As part of a five-year plan for water rates, the Scarsdale village government will, for the fourth time, increase the water base rate as well as include the addition of an excess rate Tier 2, in order to meet the needs of a degrading water infrastructure system.
“We’re identifying in this capital budget for water [that] we have work to get done out there,” said Village Manager Stephen Pappalardo. “We’re at a point where we have to invest in the infrastructure.”
The village’s new water rate of $3.50 per 50 units (37,450 gallons), up from $3.20 in 2018 is still considered the second lowest water rate in Westchester County; the City of White Plains has the lowest rate. The Scarsdale water fund is one of the largest funds in the enterprise, with an allocated $9.2 million for the 2018-19 year. In 2018, there was a recorded $8.1 million in assets for buildings and $7 million in water infrastructure.

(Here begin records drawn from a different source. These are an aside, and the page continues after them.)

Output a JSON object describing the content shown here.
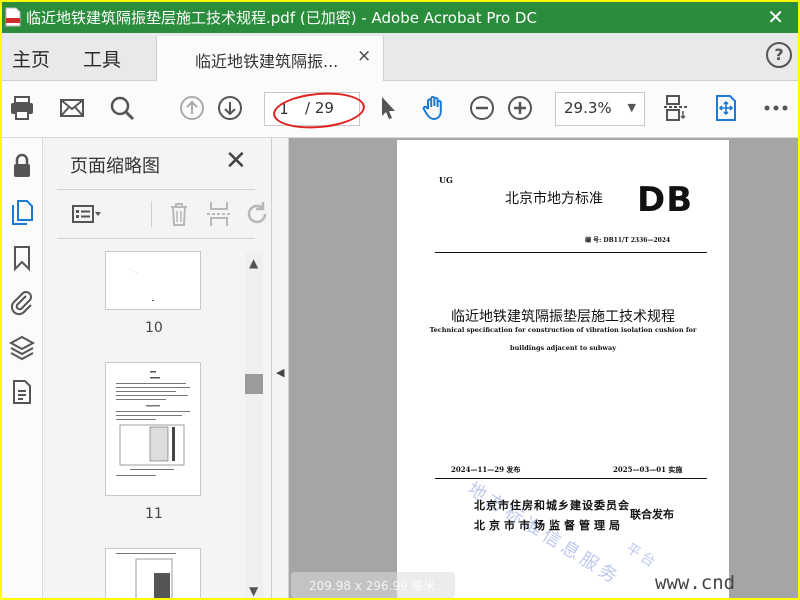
{
  "window": {
    "title": "临近地铁建筑隔振垫层施工技术规程.pdf  (已加密) - Adobe Acrobat Pro DC",
    "close_glyph": "✕"
  },
  "tabs": {
    "home_label": "主页",
    "tools_label": "工具",
    "doc_tab_label": "临近地铁建筑隔振...",
    "doc_tab_close": "×",
    "help_label": "?"
  },
  "toolbar": {
    "page_current": "1",
    "page_total": "/ 29",
    "zoom_value": "29.3%",
    "zoom_caret": "▼",
    "icons": [
      "print-icon",
      "email-icon",
      "search-icon",
      "page-up-icon",
      "page-down-icon",
      "select-arrow-icon",
      "hand-tool-icon",
      "zoom-out-icon",
      "zoom-in-icon",
      "scroll-mode-icon",
      "fit-page-icon",
      "more-icon"
    ]
  },
  "left_rail": {
    "icons": [
      "lock-icon",
      "page-thumbnails-icon",
      "bookmark-icon",
      "attachment-icon",
      "layers-icon",
      "content-icon"
    ]
  },
  "thumbnail_panel": {
    "title": "页面缩略图",
    "close_glyph": "✕",
    "tool_icons": [
      "options-icon",
      "delete-icon",
      "insert-page-icon",
      "rotate-icon"
    ],
    "pages": [
      {
        "label": "10"
      },
      {
        "label": "11"
      }
    ]
  },
  "document_page": {
    "code": "UG",
    "standard_name": "北京市地方标准",
    "db_mark": "DB",
    "number": "编  号: DB11/T 2336—2024",
    "title_cn": "临近地铁建筑隔振垫层施工技术规程",
    "title_en_line1": "Technical specification for construction of vibration isolation cushion for",
    "title_en_line2": "buildings adjacent to subway",
    "issue_date": "2024—11—29 发布",
    "implement_date": "2025—03—01 实施",
    "publisher_1": "北京市住房和城乡建设委员会",
    "publisher_2": "北京市市场监督管理局",
    "joint_release": "联合发布",
    "watermark_1": "地方标准信息服务",
    "watermark_2": "平台"
  },
  "overlay": {
    "size_info": "209.98 x 296.99 毫米",
    "site_watermark": "www.cnd"
  },
  "colors": {
    "titlebar": "#2a8d3c",
    "annotation_red": "#e0201d",
    "icon_blue": "#1a7bd4",
    "border_yellow": "#ffff00"
  }
}
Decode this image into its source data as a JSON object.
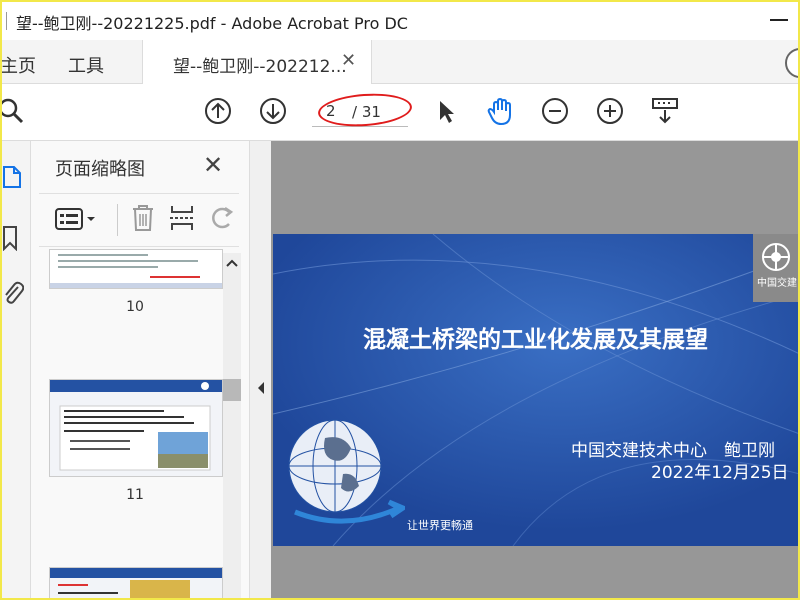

Currently there is $1 million allocated in the 2019-20 budget for work on the water infrastructure. Over the next four fiscal years there is $6.6 million laid out for water infrastructure analysis, repair and restoration, according to Pappalardo.
“That’s what we’re laying out here,” said Pappalardo. “We have to make sure that we have the money to manage our whole operation — that doesn’t go away — but also pay the debt for the capital improvements.”
The water utility in Scarsdale consists of two water pumping stations, two water towers, and over 100 miles of distribution lines. Repairs are constant because the system was built and has operated for over a century. In the last decade there have been major renovations to the Ardsley Road and Reeves Newsom pumping stations. In the upcoming fall, there will be a planned $2 million renovation of the Arthur Boniface Water Tower on Garden Road.
A map showing the amount of pipe breaks, organized by year, is currently being created by the water department, according to Scarsdale Water Superintendent Stephen Johnson.
The introduction of an excess rate Tier 2, which will be 3.5 times the base rate, will affect 10 to 15 percent of residents who produce more than 125 units (93,625 gallons) per quarter.
“We want a sustainable water fund,” said Village Treasurer Mary Lou McClure. “We are looking to make sure whatever we bill out in the base rate and the excess rate going forward will sustain the water fund operations.”
In 2018, the water fund lowered the excess water rate from 3.5 times the base rate to 3 times the base rate. Because Scarsdale purchases its water from New York City, the amount Scarsdale is charged for excess water will determine how much the village will charge residents.
“When the city reduced its fees for excess water to the Village, we felt an obligation to pass those reductions on to the user,” said Pappalardo.
The water fund has been a progressive system, with the majority of high-end water users paying more than the entitlement rate. The thought process behind including excess rates was to entice high water users to conserve, but “it never did,” said Pappalardo. “They just kept using that water,” he said, “and we were collecting a lot of money from them to the point where we became very dependent on excess water revenue coming in.”
Because New York City kept raising its rate on the sale of water to Scarsdale, there was an attempt to balance the highly progressive water system and raise entitlement rates.
“We get into a bit of a quagmire when we end up pushing conservation efforts, which we all want,” said Village Manager Stephen Pappalardo. “Water is a precious natural resource and we want people to conserve, but the more people conserve, the less revenue we have to run the fund.”
As the water rate has increased since 2016, there has been a 20 percent decrease in billed units, because people have decided to conserve, motivated either by the high cost or environmental sustainability.
The water fund has also seen a 10 percent decrease in combined flow totals since 2013.
“There’s a lot of things that we’re going to be working on,” said Johnson. “I can’t wait to get started.”